▶ [How to complete this task]:
Each line that contains the string "reps" counts once; report how many such lines appear in the data, as a number only.
╭─ Records for this task
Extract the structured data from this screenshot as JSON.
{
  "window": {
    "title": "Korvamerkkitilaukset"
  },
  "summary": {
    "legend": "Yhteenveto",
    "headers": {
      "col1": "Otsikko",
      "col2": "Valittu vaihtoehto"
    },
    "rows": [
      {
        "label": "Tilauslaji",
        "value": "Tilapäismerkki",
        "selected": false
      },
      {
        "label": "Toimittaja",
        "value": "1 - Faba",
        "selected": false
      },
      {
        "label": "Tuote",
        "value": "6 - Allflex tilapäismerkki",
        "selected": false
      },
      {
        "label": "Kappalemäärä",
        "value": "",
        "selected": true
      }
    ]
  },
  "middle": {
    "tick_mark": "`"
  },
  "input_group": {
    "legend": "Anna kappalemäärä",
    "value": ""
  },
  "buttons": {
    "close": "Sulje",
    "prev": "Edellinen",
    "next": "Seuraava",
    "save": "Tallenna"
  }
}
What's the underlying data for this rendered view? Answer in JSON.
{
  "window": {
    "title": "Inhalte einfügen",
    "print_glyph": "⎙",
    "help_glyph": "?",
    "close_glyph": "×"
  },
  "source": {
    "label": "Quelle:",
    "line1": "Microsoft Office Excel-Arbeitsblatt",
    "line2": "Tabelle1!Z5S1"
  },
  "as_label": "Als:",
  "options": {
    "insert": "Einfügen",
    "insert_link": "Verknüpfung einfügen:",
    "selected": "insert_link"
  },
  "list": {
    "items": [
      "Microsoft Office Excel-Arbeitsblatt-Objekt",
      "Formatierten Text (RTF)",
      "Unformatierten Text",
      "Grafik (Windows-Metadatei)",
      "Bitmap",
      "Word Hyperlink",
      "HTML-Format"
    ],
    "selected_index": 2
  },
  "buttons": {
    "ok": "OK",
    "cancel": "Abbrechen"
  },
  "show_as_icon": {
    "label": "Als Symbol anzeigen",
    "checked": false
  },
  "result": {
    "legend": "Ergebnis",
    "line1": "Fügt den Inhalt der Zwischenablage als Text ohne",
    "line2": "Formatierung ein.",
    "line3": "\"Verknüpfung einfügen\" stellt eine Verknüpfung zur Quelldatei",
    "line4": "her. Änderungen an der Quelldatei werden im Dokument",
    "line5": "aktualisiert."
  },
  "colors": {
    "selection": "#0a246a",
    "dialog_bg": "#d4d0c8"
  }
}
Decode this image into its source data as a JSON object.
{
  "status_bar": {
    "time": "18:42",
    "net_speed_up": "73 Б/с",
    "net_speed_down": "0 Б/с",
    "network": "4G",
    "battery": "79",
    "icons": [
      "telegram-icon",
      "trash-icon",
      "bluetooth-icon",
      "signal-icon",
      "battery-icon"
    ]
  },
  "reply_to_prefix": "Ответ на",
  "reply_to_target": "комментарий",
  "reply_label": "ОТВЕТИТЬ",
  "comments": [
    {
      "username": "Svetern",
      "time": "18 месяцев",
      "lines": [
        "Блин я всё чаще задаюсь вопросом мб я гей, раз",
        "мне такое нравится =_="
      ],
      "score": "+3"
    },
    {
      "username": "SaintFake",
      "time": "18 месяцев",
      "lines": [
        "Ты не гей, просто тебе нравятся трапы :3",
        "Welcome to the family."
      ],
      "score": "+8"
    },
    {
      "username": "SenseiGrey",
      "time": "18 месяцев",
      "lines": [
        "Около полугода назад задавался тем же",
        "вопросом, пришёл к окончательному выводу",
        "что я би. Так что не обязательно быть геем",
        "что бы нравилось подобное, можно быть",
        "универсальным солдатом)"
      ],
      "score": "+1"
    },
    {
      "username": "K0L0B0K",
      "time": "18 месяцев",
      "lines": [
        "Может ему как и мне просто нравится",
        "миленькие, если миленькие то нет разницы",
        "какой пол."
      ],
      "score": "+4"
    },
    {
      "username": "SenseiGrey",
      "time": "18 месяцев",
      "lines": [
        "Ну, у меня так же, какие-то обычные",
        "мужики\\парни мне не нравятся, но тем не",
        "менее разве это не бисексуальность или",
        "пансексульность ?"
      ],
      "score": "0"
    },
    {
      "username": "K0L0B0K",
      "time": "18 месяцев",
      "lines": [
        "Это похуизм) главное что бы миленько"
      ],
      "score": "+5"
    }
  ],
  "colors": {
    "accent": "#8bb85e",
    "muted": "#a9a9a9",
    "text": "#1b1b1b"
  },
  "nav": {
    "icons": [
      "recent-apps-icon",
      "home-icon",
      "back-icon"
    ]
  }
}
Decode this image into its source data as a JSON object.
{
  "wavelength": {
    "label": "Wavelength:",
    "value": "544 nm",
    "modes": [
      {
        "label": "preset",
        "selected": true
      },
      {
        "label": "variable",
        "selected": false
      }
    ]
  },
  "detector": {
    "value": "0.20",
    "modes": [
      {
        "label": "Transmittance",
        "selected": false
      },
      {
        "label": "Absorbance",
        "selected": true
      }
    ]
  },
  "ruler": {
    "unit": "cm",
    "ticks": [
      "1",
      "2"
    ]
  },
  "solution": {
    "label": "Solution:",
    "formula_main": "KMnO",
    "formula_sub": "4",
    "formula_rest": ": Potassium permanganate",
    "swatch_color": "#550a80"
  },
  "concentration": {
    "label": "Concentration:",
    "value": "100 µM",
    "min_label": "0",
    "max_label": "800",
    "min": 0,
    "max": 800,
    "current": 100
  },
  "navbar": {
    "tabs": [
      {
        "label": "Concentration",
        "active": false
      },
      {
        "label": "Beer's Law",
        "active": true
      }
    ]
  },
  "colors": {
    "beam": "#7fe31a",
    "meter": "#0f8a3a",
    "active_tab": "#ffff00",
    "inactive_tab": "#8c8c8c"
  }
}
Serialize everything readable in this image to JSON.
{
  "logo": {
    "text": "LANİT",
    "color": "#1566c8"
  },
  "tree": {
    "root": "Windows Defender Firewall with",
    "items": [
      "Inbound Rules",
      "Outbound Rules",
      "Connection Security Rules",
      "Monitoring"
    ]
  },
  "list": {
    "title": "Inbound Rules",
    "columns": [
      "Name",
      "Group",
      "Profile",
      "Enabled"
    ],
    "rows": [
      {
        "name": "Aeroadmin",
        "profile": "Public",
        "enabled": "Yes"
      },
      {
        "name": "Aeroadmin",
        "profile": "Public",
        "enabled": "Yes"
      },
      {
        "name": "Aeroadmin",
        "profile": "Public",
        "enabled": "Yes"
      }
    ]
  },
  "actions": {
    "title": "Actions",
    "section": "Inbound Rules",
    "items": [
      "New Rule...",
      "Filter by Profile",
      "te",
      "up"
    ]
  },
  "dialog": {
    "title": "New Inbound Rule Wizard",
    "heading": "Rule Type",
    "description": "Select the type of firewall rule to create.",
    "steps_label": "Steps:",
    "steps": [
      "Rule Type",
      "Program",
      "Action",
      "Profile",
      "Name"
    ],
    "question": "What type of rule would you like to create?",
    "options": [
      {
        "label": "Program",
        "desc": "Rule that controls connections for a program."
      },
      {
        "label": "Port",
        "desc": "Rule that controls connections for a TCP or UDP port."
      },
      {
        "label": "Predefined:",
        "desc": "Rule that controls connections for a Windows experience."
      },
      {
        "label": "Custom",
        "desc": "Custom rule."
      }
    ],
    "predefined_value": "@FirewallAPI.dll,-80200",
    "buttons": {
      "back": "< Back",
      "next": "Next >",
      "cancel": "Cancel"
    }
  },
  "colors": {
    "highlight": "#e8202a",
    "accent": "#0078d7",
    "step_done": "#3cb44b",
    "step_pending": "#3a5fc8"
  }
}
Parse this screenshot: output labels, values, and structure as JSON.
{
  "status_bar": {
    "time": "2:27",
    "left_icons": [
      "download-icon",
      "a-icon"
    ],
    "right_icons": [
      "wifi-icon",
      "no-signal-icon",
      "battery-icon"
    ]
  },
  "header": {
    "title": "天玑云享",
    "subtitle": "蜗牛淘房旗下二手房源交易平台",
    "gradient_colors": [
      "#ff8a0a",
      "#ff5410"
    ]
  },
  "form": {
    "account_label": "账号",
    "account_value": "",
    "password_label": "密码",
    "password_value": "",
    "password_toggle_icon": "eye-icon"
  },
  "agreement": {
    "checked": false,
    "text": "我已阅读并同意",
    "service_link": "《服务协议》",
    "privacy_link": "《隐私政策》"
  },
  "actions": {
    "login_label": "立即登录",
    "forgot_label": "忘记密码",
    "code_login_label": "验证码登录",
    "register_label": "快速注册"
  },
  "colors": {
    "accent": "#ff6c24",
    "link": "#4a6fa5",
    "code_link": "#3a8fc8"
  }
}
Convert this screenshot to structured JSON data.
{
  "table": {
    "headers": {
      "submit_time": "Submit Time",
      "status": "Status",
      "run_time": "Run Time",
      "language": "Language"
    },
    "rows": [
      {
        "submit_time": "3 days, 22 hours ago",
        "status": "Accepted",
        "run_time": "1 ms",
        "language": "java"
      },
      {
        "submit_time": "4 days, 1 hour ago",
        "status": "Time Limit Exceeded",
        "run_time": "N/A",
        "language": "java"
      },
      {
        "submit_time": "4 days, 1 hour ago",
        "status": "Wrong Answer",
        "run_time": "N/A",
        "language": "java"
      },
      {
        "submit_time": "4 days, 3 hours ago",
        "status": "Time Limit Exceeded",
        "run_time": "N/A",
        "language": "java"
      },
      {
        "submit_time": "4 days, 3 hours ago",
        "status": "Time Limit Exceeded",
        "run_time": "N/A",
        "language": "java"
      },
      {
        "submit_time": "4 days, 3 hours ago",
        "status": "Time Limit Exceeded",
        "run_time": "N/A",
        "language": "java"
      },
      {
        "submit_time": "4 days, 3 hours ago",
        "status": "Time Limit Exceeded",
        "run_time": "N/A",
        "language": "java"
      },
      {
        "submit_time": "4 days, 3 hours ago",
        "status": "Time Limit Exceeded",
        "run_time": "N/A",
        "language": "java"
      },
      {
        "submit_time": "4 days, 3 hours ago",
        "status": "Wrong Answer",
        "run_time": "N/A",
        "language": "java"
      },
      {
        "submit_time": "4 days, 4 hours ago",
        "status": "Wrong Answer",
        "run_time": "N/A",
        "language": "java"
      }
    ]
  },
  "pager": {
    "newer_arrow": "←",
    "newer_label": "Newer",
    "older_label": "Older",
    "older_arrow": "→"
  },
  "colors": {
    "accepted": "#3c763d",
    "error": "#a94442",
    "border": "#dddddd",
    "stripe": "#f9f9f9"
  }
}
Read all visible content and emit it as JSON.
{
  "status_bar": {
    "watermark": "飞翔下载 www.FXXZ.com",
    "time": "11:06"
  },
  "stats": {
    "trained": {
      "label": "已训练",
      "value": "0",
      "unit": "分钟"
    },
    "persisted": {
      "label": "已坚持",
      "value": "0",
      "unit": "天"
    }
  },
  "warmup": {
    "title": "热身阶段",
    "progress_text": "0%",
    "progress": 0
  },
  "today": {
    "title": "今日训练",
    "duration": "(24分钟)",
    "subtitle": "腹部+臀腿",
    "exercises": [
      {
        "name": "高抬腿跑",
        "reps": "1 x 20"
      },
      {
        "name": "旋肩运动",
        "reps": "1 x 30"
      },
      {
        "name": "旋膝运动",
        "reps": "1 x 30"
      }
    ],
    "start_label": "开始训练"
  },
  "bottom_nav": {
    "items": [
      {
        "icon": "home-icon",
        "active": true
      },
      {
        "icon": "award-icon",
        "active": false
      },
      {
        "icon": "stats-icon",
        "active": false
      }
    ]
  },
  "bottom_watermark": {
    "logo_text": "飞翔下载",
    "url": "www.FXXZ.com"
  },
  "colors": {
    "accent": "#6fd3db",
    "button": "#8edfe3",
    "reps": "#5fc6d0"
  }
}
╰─
▶ [Output below]:
4